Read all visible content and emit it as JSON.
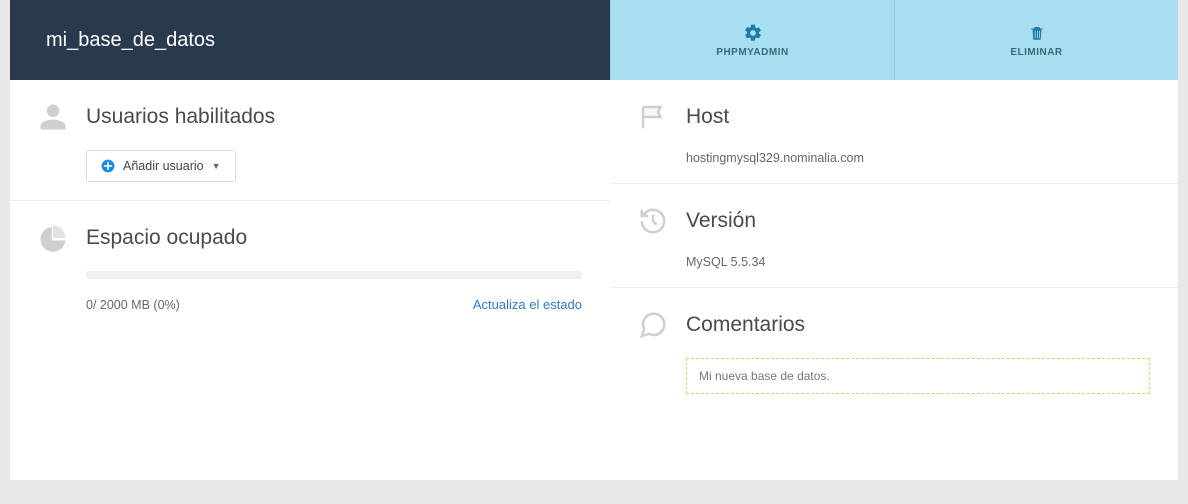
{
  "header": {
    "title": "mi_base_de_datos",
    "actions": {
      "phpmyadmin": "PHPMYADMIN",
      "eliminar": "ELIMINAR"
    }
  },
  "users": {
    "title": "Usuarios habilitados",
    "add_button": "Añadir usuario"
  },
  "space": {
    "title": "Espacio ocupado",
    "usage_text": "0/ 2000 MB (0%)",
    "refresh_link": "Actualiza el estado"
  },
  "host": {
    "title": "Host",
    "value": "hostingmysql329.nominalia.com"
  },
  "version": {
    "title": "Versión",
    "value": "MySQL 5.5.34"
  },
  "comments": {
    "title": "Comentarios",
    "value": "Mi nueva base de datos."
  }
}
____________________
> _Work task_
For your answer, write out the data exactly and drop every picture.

> _Solution_
Read all visible content and emit it as JSON.
{
  "header": {
    "title": "mi_base_de_datos",
    "actions": {
      "phpmyadmin": "PHPMYADMIN",
      "eliminar": "ELIMINAR"
    }
  },
  "users": {
    "title": "Usuarios habilitados",
    "add_button": "Añadir usuario"
  },
  "space": {
    "title": "Espacio ocupado",
    "usage_text": "0/ 2000 MB (0%)",
    "refresh_link": "Actualiza el estado"
  },
  "host": {
    "title": "Host",
    "value": "hostingmysql329.nominalia.com"
  },
  "version": {
    "title": "Versión",
    "value": "MySQL 5.5.34"
  },
  "comments": {
    "title": "Comentarios",
    "value": "Mi nueva base de datos."
  }
}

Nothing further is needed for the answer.